• [WHAT IS EXPECTED]:
Your answer should be a single number: the count of lines in the entries below that contain "Global".

• [DATA FOR ANALYSIS]:

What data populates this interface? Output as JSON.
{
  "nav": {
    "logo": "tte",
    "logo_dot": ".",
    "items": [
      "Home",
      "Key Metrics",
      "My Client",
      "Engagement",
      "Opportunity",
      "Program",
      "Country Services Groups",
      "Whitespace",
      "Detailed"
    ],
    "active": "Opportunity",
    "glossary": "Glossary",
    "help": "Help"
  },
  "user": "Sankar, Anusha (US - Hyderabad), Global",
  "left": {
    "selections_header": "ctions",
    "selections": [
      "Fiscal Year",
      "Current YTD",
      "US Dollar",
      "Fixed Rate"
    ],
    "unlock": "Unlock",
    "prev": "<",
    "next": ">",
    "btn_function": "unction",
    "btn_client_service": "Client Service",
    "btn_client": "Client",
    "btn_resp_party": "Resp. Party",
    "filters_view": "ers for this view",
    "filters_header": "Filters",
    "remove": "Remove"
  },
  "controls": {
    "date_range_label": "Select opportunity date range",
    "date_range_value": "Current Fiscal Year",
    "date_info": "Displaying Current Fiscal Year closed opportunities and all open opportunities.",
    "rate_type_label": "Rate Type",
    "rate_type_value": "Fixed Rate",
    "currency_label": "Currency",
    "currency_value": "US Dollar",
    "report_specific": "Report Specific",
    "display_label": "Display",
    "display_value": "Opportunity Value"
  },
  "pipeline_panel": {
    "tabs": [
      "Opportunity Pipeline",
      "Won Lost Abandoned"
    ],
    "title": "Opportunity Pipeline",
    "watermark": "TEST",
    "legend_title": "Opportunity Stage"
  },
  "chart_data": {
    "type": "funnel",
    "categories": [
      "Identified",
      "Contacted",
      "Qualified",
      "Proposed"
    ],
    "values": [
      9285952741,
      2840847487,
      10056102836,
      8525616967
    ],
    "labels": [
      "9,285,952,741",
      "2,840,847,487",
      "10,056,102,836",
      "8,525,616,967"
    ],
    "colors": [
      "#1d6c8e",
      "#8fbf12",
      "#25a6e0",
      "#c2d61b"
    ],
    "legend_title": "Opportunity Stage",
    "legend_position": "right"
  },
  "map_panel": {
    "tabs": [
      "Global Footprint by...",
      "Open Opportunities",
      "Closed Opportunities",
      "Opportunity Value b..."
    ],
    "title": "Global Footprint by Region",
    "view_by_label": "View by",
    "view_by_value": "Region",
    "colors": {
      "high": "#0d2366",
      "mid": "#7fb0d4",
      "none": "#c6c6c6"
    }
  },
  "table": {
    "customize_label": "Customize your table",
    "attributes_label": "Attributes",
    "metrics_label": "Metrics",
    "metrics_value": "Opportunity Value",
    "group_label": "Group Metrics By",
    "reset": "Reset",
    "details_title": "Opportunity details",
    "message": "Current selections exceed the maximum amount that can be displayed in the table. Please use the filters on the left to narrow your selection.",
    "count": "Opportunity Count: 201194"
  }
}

• [RESPONSE TO THE TASK]:
3